# WORKING DATA
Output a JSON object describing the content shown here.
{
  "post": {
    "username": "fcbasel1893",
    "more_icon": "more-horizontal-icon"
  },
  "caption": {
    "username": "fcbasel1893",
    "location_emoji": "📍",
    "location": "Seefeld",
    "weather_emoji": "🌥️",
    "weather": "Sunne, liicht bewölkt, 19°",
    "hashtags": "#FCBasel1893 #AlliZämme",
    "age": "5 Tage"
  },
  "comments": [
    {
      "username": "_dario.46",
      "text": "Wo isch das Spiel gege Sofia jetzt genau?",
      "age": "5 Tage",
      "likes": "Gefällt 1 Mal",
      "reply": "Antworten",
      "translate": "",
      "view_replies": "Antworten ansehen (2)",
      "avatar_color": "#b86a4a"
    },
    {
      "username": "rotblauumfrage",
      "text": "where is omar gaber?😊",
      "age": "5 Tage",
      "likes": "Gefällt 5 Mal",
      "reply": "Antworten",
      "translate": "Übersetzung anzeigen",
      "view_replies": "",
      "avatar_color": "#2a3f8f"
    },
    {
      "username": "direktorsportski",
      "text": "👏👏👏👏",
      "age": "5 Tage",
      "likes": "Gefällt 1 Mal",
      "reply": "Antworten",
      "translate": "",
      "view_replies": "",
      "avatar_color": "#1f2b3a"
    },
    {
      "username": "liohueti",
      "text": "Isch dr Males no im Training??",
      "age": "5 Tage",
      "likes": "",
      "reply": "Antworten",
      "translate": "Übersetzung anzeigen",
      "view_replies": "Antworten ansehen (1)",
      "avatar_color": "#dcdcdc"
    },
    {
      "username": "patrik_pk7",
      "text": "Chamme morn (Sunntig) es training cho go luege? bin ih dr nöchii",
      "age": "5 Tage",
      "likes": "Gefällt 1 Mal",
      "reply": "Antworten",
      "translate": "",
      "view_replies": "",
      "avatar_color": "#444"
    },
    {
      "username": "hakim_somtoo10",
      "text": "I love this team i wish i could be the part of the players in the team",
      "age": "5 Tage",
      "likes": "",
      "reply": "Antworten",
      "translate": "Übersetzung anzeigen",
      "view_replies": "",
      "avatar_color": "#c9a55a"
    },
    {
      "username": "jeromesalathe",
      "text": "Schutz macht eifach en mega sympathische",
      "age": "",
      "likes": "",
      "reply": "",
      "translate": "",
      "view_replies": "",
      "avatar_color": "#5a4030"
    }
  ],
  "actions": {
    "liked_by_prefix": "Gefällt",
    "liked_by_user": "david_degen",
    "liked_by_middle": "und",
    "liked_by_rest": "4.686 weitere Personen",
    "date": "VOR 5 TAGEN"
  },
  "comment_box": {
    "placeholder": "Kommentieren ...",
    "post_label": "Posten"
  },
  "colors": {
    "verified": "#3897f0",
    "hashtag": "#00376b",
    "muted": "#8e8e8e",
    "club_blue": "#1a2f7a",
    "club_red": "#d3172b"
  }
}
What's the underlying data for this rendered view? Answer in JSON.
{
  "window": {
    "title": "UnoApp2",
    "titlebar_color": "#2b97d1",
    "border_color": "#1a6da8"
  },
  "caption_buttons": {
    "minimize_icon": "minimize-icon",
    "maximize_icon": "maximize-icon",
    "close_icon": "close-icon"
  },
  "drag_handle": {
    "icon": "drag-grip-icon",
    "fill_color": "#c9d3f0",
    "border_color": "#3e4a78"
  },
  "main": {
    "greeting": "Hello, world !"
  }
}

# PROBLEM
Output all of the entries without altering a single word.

# SOLUTION FOR THIS EXERCISE
Output a JSON object describing the content shown here.
{
  "post": {
    "username": "fcbasel1893",
    "more_icon": "more-horizontal-icon"
  },
  "caption": {
    "username": "fcbasel1893",
    "location_emoji": "📍",
    "location": "Seefeld",
    "weather_emoji": "🌥️",
    "weather": "Sunne, liicht bewölkt, 19°",
    "hashtags": "#FCBasel1893 #AlliZämme",
    "age": "5 Tage"
  },
  "comments": [
    {
      "username": "_dario.46",
      "text": "Wo isch das Spiel gege Sofia jetzt genau?",
      "age": "5 Tage",
      "likes": "Gefällt 1 Mal",
      "reply": "Antworten",
      "translate": "",
      "view_replies": "Antworten ansehen (2)",
      "avatar_color": "#b86a4a"
    },
    {
      "username": "rotblauumfrage",
      "text": "where is omar gaber?😊",
      "age": "5 Tage",
      "likes": "Gefällt 5 Mal",
      "reply": "Antworten",
      "translate": "Übersetzung anzeigen",
      "view_replies": "",
      "avatar_color": "#2a3f8f"
    },
    {
      "username": "direktorsportski",
      "text": "👏👏👏👏",
      "age": "5 Tage",
      "likes": "Gefällt 1 Mal",
      "reply": "Antworten",
      "translate": "",
      "view_replies": "",
      "avatar_color": "#1f2b3a"
    },
    {
      "username": "liohueti",
      "text": "Isch dr Males no im Training??",
      "age": "5 Tage",
      "likes": "",
      "reply": "Antworten",
      "translate": "Übersetzung anzeigen",
      "view_replies": "Antworten ansehen (1)",
      "avatar_color": "#dcdcdc"
    },
    {
      "username": "patrik_pk7",
      "text": "Chamme morn (Sunntig) es training cho go luege? bin ih dr nöchii",
      "age": "5 Tage",
      "likes": "Gefällt 1 Mal",
      "reply": "Antworten",
      "translate": "",
      "view_replies": "",
      "avatar_color": "#444"
    },
    {
      "username": "hakim_somtoo10",
      "text": "I love this team i wish i could be the part of the players in the team",
      "age": "5 Tage",
      "likes": "",
      "reply": "Antworten",
      "translate": "Übersetzung anzeigen",
      "view_replies": "",
      "avatar_color": "#c9a55a"
    },
    {
      "username": "jeromesalathe",
      "text": "Schutz macht eifach en mega sympathische",
      "age": "",
      "likes": "",
      "reply": "",
      "translate": "",
      "view_replies": "",
      "avatar_color": "#5a4030"
    }
  ],
  "actions": {
    "liked_by_prefix": "Gefällt",
    "liked_by_user": "david_degen",
    "liked_by_middle": "und",
    "liked_by_rest": "4.686 weitere Personen",
    "date": "VOR 5 TAGEN"
  },
  "comment_box": {
    "placeholder": "Kommentieren ...",
    "post_label": "Posten"
  },
  "colors": {
    "verified": "#3897f0",
    "hashtag": "#00376b",
    "muted": "#8e8e8e",
    "club_blue": "#1a2f7a",
    "club_red": "#d3172b"
  }
}
What's the underlying data for this rendered view? Answer in JSON.
{
  "window": {
    "title": "UnoApp2",
    "titlebar_color": "#2b97d1",
    "border_color": "#1a6da8"
  },
  "caption_buttons": {
    "minimize_icon": "minimize-icon",
    "maximize_icon": "maximize-icon",
    "close_icon": "close-icon"
  },
  "drag_handle": {
    "icon": "drag-grip-icon",
    "fill_color": "#c9d3f0",
    "border_color": "#3e4a78"
  },
  "main": {
    "greeting": "Hello, world !"
  }
}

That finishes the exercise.